Another issue is counterfeiters who register domains almost identical to brands and use them to sell fake products online to unsuspecting victims, which can cause brands to lose credibility, ultimately impacting your bottom line.
To avoid these ugly situations, buy multiple versions of your domain name to be safe. In a bid to prevent these nasty situations, brands purchase numerous versions of their domain name to be safe. For example, if you are a company called “Foo Bar,” you might have foo-bar.com, foobarinc.com, foobar.com, foobar.net, foobar.org, or several other variations in case someone else tries to take advantage of your brand name online.
Another step towards brand protection is monitoring the internet for suspicious activity around your brand. If someone tries to register similar domains, squat on one of your current ones, or spoof it, you can take action quickly before they cause any damage. For example, if someone tries to register “yourbrandname123.com,” you should be able to catch this.
Proactively renewing your domains keeps you from losing them and having to pay more for new domains. The cost of a domain name can vary widely, but it is generally cheaper to renew than to buy. That does not include the risk of losing customers or revenue from losing a domain that has value to your business.

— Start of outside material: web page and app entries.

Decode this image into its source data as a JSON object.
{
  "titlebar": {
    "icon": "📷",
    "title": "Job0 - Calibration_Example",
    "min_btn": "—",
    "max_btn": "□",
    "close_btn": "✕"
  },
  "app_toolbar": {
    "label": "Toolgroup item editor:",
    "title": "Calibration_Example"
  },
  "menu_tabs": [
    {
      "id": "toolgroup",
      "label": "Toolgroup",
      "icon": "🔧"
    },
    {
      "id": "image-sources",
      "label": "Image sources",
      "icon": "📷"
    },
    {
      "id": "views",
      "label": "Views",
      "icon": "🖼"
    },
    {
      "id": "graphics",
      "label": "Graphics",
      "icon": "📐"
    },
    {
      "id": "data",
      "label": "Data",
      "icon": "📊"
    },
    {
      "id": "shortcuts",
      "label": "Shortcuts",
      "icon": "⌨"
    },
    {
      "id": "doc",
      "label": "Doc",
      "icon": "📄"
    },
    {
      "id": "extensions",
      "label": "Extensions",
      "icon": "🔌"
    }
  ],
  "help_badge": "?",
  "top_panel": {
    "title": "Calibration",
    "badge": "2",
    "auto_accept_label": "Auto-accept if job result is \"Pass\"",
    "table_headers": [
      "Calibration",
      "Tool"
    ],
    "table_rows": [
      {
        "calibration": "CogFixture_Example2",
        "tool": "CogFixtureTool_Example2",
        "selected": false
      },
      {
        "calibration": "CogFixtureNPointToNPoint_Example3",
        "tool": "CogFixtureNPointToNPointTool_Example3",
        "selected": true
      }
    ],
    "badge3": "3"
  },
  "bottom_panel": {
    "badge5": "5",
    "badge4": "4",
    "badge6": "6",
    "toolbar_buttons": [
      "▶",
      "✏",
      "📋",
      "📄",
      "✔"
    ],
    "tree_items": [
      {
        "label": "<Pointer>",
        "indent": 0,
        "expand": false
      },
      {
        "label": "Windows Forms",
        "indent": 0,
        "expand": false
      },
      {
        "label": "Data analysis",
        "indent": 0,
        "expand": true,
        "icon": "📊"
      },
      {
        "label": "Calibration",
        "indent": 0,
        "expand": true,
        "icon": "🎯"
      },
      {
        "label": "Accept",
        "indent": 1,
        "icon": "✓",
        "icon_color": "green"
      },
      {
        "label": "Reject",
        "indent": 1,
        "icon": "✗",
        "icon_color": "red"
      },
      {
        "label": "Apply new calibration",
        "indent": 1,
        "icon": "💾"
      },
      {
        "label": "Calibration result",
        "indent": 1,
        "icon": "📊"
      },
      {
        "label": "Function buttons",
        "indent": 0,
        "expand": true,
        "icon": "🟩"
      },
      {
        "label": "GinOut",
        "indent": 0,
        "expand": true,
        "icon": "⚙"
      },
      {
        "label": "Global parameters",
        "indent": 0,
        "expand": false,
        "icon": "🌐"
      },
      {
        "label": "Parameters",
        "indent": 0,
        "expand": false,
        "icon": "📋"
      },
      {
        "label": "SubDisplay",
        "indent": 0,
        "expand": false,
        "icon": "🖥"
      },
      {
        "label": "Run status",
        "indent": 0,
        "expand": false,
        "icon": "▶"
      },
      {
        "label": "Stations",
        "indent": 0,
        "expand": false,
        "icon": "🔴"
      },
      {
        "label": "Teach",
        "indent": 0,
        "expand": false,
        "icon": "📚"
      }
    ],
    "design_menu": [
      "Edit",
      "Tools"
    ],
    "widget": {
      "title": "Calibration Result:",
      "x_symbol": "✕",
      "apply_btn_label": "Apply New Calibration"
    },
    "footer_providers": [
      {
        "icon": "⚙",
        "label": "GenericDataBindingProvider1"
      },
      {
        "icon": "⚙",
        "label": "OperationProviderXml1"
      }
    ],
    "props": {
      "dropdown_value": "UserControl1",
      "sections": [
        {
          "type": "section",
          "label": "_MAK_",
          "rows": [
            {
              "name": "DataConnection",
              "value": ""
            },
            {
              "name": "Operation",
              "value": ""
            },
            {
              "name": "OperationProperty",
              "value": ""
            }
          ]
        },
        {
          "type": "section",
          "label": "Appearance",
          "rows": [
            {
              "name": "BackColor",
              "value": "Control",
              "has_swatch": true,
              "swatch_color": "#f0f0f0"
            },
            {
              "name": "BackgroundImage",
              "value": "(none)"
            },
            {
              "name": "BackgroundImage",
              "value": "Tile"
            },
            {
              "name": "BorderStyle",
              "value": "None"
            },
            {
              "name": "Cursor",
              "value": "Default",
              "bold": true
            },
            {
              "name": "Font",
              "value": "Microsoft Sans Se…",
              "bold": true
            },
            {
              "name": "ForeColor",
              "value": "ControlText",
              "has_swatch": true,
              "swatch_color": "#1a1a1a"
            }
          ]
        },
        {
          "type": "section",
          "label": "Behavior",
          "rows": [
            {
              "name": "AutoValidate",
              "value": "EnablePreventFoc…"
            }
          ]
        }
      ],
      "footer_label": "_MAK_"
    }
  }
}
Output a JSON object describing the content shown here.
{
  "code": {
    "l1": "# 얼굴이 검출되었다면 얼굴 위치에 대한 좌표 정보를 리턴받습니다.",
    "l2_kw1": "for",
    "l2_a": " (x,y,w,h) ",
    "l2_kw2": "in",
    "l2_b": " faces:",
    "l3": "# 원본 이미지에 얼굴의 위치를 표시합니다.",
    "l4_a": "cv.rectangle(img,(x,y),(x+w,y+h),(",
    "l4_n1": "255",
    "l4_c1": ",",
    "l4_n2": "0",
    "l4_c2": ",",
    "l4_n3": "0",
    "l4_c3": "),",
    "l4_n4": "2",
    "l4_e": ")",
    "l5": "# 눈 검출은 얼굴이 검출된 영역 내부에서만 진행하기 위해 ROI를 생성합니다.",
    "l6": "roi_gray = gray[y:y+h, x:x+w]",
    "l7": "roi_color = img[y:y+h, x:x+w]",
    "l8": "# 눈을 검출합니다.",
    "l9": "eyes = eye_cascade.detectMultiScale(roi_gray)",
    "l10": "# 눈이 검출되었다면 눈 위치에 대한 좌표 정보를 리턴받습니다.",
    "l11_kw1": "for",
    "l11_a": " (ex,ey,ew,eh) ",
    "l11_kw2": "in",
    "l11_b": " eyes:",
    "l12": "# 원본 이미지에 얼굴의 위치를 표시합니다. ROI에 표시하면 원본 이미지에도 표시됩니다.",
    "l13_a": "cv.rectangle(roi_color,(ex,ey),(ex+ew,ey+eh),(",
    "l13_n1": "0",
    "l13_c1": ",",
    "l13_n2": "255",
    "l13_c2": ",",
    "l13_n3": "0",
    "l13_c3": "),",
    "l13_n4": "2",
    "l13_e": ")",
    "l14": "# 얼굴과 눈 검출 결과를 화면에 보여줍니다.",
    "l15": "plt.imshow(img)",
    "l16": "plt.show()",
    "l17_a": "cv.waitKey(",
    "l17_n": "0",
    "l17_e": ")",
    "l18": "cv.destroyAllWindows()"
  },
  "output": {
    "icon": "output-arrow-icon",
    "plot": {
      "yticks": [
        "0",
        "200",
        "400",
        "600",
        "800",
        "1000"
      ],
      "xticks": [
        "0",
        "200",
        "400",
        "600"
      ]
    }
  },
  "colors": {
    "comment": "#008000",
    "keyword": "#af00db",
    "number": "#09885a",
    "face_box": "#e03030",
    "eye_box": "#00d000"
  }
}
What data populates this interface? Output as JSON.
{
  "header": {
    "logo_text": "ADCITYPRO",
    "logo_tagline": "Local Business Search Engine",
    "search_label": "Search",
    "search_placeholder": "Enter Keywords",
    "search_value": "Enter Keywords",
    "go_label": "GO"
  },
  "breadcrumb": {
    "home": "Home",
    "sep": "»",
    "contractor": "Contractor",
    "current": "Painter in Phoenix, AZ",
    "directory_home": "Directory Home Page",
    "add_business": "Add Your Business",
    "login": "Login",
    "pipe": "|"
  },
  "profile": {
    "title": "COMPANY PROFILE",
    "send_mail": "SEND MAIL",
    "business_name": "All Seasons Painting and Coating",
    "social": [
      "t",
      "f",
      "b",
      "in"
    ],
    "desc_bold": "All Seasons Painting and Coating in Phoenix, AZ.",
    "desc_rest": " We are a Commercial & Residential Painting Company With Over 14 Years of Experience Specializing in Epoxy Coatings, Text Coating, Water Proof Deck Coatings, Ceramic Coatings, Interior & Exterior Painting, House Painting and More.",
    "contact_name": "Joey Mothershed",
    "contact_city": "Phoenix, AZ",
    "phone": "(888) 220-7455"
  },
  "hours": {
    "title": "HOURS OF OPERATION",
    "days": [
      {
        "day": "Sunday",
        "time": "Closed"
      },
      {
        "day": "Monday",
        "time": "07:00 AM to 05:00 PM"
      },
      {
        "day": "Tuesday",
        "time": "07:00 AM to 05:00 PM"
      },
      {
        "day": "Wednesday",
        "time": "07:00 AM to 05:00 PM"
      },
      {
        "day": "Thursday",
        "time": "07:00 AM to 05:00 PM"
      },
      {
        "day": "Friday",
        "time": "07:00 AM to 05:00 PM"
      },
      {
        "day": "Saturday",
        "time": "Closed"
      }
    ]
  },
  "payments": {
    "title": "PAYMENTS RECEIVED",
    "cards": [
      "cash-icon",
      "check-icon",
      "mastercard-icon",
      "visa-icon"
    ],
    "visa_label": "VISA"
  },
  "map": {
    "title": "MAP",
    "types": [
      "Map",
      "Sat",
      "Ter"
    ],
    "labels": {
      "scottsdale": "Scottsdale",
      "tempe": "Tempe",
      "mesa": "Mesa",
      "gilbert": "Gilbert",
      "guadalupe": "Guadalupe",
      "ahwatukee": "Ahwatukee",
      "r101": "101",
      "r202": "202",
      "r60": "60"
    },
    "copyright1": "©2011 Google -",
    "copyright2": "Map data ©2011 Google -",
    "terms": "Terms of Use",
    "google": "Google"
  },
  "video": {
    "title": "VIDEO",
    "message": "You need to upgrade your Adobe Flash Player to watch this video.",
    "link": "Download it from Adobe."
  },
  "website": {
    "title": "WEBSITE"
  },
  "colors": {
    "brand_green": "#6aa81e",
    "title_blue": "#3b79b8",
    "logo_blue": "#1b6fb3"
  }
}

There are two strategies for managing your domains: a DIY approach or outsourcing it to a third party. Both have their pros and cons.
DIY Domain Management
Pros: You can control every aspect of your domain portfolio yourself. You do not have to rely on someone else’s expertise or experience to change the DNS records associated with your domains. It is also much more cost-effective than outsourcing the task entirely.
Cons: If you are not well-versed in DNS management, you risk doing something wrong that could lead to downtime or even security vulnerabilities on your site(s). In addition, if you are not careful about choosing the registrar where you buy your domains, you could end up paying higher fees than necessary for the service provided by that registrar, which defeats the purpose of saving money!
Outsourced Domain Management
Pros: Outsourcing the task means that someone else is responsible for ensuring your DNS records are correctly set and kept up-to-date, which frees up time to focus on other aspects of your business.
Cons: The cost of outsourcing can add up quickly, especially if you have many domains or sites to manage.
Understand DNS Settings And How They Work
If you do not understand how DNS works, it will be hard for you to manage your domain correctly.
Involve More People In Domain Management Decisions
Rather than leave the management of domain names to the IT guys alone, bigger organizations should include the team from the legal, sales, and departments. There are several benefits to this:
- It allows everyone to contribute their expertise in different business areas;
- It helps ensure more people feel invested in the decision-making process;
- And it makes it very unlikely that it will ever expire or be compromised by those with ill intent.
Leverage The Best Domain Management Tools
Domain name management can be a complex and frustrating process. But it doesn’t have to be that way. You can make domain management easier by using the right tools, which provide a variety of features to help you manage your domains.
Select A Registrar Wisely
You will need a registrar to manage all aspects of your domains – registering new ones and renewing old ones. And if you want to take advantage of the best features available, you will need to choose carefully. Most registrars offer similar services, but some are better than others at providing those services or helping users find what they are looking for on their site. Shop around before deciding which one is right for you, and make sure it offers all the features you need. Consider its prices, policies, and customer service when choosing a registrar.
The key takeaway from this blog post should be that you might as well get into the habit of domain name management if you have not already. Frequently checking your domain name and other essential details will save you time and trouble in the long run.